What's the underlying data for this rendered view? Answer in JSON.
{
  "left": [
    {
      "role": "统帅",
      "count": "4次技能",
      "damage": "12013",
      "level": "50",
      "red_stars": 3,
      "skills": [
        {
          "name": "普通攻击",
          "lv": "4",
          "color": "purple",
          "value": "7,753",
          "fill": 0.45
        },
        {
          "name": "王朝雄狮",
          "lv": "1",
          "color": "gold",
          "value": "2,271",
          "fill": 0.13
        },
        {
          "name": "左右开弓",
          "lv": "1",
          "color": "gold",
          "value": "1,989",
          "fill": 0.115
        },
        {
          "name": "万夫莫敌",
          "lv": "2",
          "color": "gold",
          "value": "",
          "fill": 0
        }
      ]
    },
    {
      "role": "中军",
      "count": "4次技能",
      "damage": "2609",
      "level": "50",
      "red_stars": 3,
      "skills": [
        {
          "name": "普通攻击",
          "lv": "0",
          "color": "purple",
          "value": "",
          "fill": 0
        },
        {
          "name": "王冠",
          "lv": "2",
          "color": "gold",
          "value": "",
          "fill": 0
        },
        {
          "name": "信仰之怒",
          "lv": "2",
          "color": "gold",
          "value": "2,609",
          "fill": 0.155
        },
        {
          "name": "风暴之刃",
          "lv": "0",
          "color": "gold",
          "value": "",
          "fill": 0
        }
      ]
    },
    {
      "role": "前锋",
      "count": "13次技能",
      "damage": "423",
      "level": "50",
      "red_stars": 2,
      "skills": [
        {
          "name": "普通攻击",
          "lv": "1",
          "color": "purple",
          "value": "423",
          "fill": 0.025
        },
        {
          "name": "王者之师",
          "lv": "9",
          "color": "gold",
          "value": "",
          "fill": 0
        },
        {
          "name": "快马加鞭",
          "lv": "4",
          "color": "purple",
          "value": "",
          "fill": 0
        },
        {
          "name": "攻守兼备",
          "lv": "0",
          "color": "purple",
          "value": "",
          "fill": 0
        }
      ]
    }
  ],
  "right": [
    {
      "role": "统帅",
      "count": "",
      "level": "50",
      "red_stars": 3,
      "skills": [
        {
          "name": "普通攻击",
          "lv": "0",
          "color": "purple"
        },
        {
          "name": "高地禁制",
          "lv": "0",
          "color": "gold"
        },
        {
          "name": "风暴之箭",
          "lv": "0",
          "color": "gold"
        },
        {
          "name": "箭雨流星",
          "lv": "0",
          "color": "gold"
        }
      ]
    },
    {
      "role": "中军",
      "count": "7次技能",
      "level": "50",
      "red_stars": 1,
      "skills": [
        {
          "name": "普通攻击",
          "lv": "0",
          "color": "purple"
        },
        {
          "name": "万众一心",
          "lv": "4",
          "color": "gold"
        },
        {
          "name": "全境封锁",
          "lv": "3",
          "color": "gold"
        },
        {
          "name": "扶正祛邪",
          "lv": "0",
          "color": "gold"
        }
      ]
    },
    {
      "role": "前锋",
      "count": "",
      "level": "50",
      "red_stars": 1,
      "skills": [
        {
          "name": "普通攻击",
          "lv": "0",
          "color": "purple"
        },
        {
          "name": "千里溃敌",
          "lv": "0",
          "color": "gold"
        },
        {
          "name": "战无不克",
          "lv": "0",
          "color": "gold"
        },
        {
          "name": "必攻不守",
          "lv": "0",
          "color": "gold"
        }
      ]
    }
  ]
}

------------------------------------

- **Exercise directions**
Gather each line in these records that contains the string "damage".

- **Finished exercise**
      "damage": "12013",
      "damage": "2609",
      "damage": "423",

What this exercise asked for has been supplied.